The district of Longford is located about 7 km south of Sale, south of the junction of the Latrobe and Thomson Rivers. The area is about 214 km east of Melbourne.


The morasses bordering the Latrobe River provided rich food sources for the original inhabitants, the Brakaulung tribe. When pastoral invaders claimed the area as the Glencoe run in the early 1840s relations between squatters and numerous Aborigines were hostile. In the early days of settlement communication with the outside world was through Port Albert to the south, and the track to Flooding Creek, later known as Sale, crossed Glencoe. Cattle were drive to Port Albert and shipped to Hobart. After the river was bridged in 1858, daily coaches ran to Port Albert. There was a public house on Glencoe from the earliest days and in 1858 the Bridge Inn, at the river, was licensed.


Shipping reached the Gippsland Lakes in the late 1850s, and by the early 1860s a wharf near the bridge on the Latrobe River, known as Latrobe Landing, was the port for Sale. It became the site of Longford, and the name is thought to either be descriptive or derive from the Irish county or Lord Longford.

In 1878, the railway line linking Sale to Melbourne was completed. Original plans included a rail connection to the wharf but this never eventuated. The Swan, later Victoria, Hotel was constructed in 1877 at Latrobe Landing. The hotel catered for sports people who visited the area in large numbers to hunt and fish during the 1880s. Steamer excursions on the lakes were also very popular during this period. In 1890, a canal was constructed to the town of Sale, but by this time the shipping trade had greatly declined.


From the 1860s, a lime industry thrived at several locations in the Longford district. The lime was burnt in kilns, bagged and hauled to the wharf or railway station. Longford lime was in demand for building in Melbourne and the local district. With the building slump during the 1890s depression, production was scaled down but the industry survived. A bacon factory was established at Longford in 1870 and there was also a tannery from the 1880s.

To cater for the growing population a school commenced classes in 1876. Longford was described in the 1903 Australian handbook:

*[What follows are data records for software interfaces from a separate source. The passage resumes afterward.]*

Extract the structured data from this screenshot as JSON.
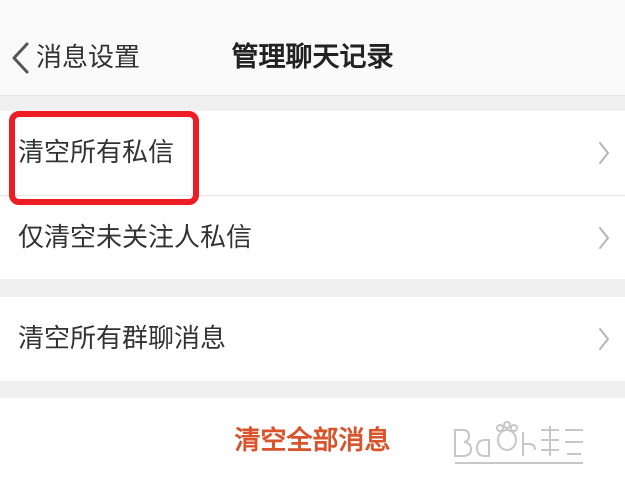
{
  "header": {
    "back_label": "消息设置",
    "title": "管理聊天记录",
    "back_icon": "chevron-left-icon"
  },
  "groups": [
    {
      "items": [
        {
          "label": "清空所有私信",
          "icon": "chevron-right-icon"
        },
        {
          "label": "仅清空未关注人私信",
          "icon": "chevron-right-icon"
        }
      ]
    },
    {
      "items": [
        {
          "label": "清空所有群聊消息",
          "icon": "chevron-right-icon"
        }
      ]
    }
  ],
  "footer": {
    "clear_all_label": "清空全部消息"
  },
  "colors": {
    "accent": "#d9532b",
    "highlight": "#ee1c24",
    "background": "#f0f0f0"
  }
}
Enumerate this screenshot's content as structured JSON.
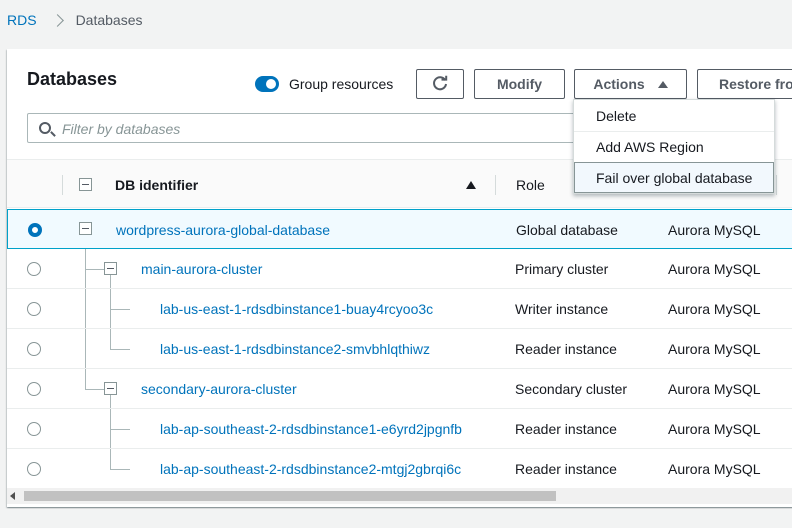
{
  "breadcrumb": {
    "root": "RDS",
    "current": "Databases"
  },
  "panel": {
    "title": "Databases",
    "group_toggle_label": "Group resources",
    "group_toggle_on": true
  },
  "toolbar": {
    "refresh_icon": "refresh-icon",
    "modify_label": "Modify",
    "actions_label": "Actions",
    "restore_label": "Restore fro"
  },
  "search": {
    "placeholder": "Filter by databases"
  },
  "actions_menu": {
    "items": [
      "Delete",
      "Add AWS Region",
      "Fail over global database"
    ],
    "highlighted": "Fail over global database"
  },
  "table": {
    "headers": {
      "identifier": "DB identifier",
      "role": "Role"
    },
    "sort": "ascending",
    "rows": [
      {
        "identifier": "wordpress-aurora-global-database",
        "role": "Global database",
        "engine": "Aurora MySQL",
        "selected": true
      },
      {
        "identifier": "main-aurora-cluster",
        "role": "Primary cluster",
        "engine": "Aurora MySQL",
        "selected": false
      },
      {
        "identifier": "lab-us-east-1-rdsdbinstance1-buay4rcyoo3c",
        "role": "Writer instance",
        "engine": "Aurora MySQL",
        "selected": false
      },
      {
        "identifier": "lab-us-east-1-rdsdbinstance2-smvbhlqthiwz",
        "role": "Reader instance",
        "engine": "Aurora MySQL",
        "selected": false
      },
      {
        "identifier": "secondary-aurora-cluster",
        "role": "Secondary cluster",
        "engine": "Aurora MySQL",
        "selected": false
      },
      {
        "identifier": "lab-ap-southeast-2-rdsdbinstance1-e6yrd2jpgnfb",
        "role": "Reader instance",
        "engine": "Aurora MySQL",
        "selected": false
      },
      {
        "identifier": "lab-ap-southeast-2-rdsdbinstance2-mtgj2gbrqi6c",
        "role": "Reader instance",
        "engine": "Aurora MySQL",
        "selected": false
      }
    ]
  },
  "colors": {
    "link": "#0073bb",
    "selected_row_bg": "#f1faff",
    "selected_row_border": "#00a1c9"
  }
}
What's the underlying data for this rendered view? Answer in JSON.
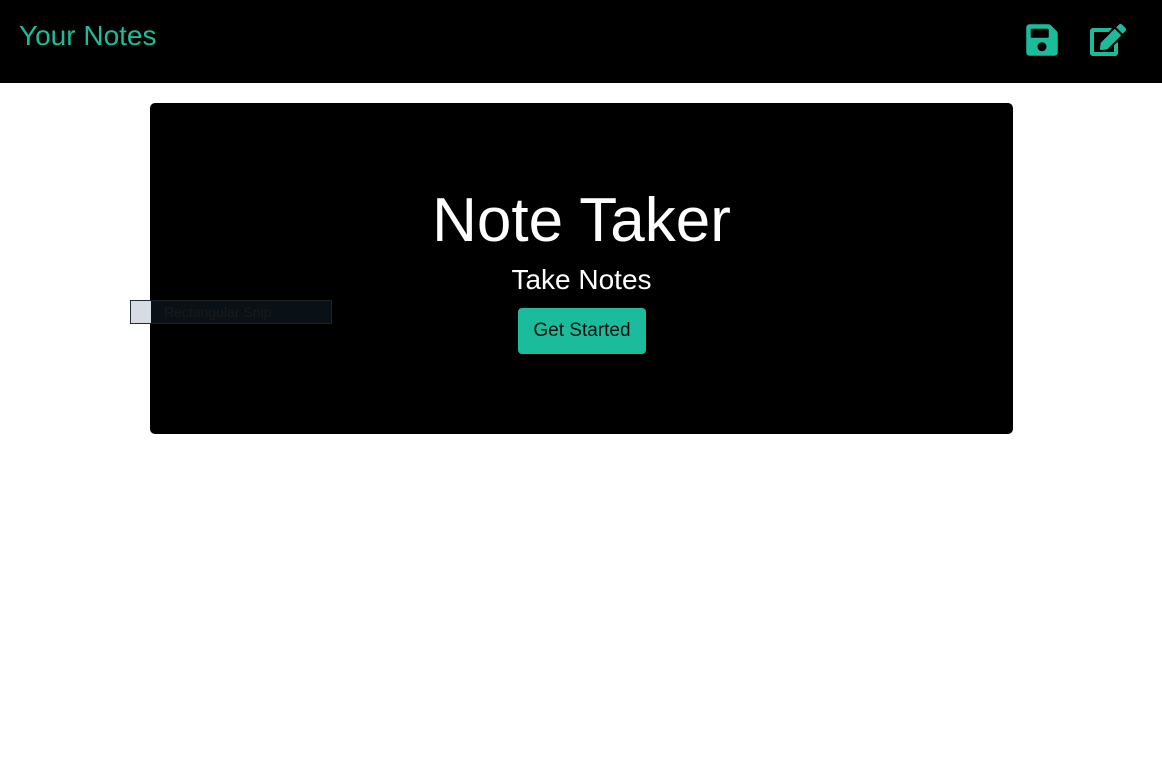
{
  "navbar": {
    "brand": "Your Notes",
    "icons": {
      "save": "save-icon",
      "new_note": "pen-to-square-icon"
    },
    "accent_color": "#1abc9c",
    "background": "#000000"
  },
  "hero": {
    "title": "Note Taker",
    "subtitle": "Take Notes",
    "button_label": "Get Started",
    "background": "#000000"
  },
  "overlay": {
    "snip_label": "Rectangular Snip"
  }
}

The settlement acquired a mechanics’ institute (1911) and two churches. In the 1930s, lime was mined again at Longford for agriculture. A radio transmitter for the local Australian Broadcasting Commission radio station was built on a hill at Longford in 1935. In 1970, a regional wireless station was constructed. In 1969, the first stage of a gas processing plant was opened near Longford. Further stages were completed in 1976 and 1983. Gas is received from production platforms in Bass Strait. In September 1998 a catastrophic explosion occurred at the plant, disrupting the state’s gas supply for several months. In 2013 oil spilled from the Cobia pipeline into Bass Strait.

The district is still mainly pastoral, with a number of small acreages and hobby farms adjacent to the town and some areas of pine plantation. Longford township has a general store, several local businesses, a school (131 pupils, 2014), hall and tennis courts. Sale golf course is west of the town and a swing bridge over the LaTrobe River, north of Longford, is heritage listed.

Census populations for Longford have been:

census date population
1871 43
1891 89
1911 202
1921 266
1933 184
1947 182
1961 264
2011 1333

Further Reading

Deanna Gunning, Glimpses of Longford, 2010